So, Mary is a woman who accepted without flinching an assignment that she knew would be a rough one, who was up to telling the Son of God (she knew, better than most, just who Jesus was) to perform his first sign, who stuck it out with her son under the cross, and who is now, in contemporary terms, a very powerful general.
No, I do not want to cross her.
Mary, Mother of the ChurchI can see how people who don't know all that much about the Catholic church could get the idea that we worship Mary. We call her "Mother of God," have statues representing her, and quite a number of prayers that involve her.
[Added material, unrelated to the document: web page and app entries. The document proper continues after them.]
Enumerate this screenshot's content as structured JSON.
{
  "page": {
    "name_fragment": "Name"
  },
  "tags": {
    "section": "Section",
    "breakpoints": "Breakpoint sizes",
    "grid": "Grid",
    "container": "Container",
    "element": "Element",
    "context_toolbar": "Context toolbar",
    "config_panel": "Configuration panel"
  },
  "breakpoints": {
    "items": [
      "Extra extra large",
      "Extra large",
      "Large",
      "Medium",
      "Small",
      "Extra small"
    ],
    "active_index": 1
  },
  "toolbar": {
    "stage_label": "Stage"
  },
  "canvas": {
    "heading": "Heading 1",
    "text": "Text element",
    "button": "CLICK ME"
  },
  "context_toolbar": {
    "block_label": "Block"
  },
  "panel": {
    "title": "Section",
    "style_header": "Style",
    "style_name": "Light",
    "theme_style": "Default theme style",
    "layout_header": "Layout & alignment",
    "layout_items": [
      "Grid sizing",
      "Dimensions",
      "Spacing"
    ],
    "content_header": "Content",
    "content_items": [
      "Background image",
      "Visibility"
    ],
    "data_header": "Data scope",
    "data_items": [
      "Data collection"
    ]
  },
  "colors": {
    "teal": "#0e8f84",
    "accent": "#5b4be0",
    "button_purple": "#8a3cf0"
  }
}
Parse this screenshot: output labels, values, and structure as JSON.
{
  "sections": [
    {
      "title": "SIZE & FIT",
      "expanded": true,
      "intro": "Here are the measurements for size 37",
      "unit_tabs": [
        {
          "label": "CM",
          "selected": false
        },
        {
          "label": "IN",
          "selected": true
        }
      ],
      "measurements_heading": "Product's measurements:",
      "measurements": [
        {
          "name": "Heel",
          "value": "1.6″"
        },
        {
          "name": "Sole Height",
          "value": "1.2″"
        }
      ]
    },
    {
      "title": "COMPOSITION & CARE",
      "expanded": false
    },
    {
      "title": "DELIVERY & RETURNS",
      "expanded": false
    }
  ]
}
Yeah: that looks like worship. Sort of.
About that "Mother of God" title: That doesn't, as far as I know, imply that she's superior to God. She, is, however, the mother of Jesus. Jesus is part of the Trinity. For practical purposes, Jesus is God. Calling Mary "Mother of God" isn't all that crazy, looking at it that way. At least, not for me.
"Mother of the Church" is the fifth title of Mary in The Litany of the Blessed Virgin Mary, between "Mother of Christ" and "Mother of divine grace."
By the way: Article 9, Paragraph 6 of the Catechism of the Catholic Church discusses "Mary-Mother of Christ, Mother of the Church". I'd recommend reading it. Quite a few things that 'everybody knows' just ain't so - among Catholics as well as everybody else.
What many Catholics have is a devotion to the Virgin Mary. That sort of devotion is not worship. (Catechism, 971) When we look at Mary, we find her pointing at Jesus, still saying: "Do whatever he tells you."
Good advice, I think.
Vaguely related posts:
- "Our Lady of Guadalupe: Empress of the Americas"
(August 11, 2009)
- "Mother's Day: A Nice Cultural Tradition, and a Quite Catholic Celebration"
(May 10, 2009)
- "Reflections on Isaiah, 2nd Corinthians, the Gospel of Mark, and Saint Faustina"
(March 7, 2009)
- "Playboy Cover Didn't Play With Mary: Allegedly"
(December 15, 2008)
- "Nearly 22,000 people pack arena for festival honoring Our Lady of Guadalupe"
The Catholic Sun (August 10, 2009)
Hats off to thecatholicsun, on Twitter, for the heads-up on their article.
1 (I know: "viva" is the imperative form of vivir, and a literal translation would be "live!" - but since saying "live! Our Lady of Guadalupe!" would sound like a line out a particularly weird remake of Frankenstein, I decided to use a contextually-appropriate, nearly-equivalent phrase from American English.)
2 Someone jokingly suggested that the miracle of getting wine from water and stone jars wasn't that big a deal. People interested in wine-making put their vineyards on stony soil: I understand it's chiefly the minerals that give wine its various tastes. The ingredients for wine were already there: water and stone. 'All' Jesus did was get the process over with in record time: without grapevines, sunlight, and fermentation.
3 The literal translation of how much those stone jars held is "two or three measures" - and the Attic liquid measure was 39.39 liters. That translates, a bit freely, as 20 or 30 gallons per jar. (New American Bible, John, Chapter 2, footnote 5)
4 No, Christians are not polytheists - the Trinity is one God, three persons. If you find that a bit confusing, you're not alone.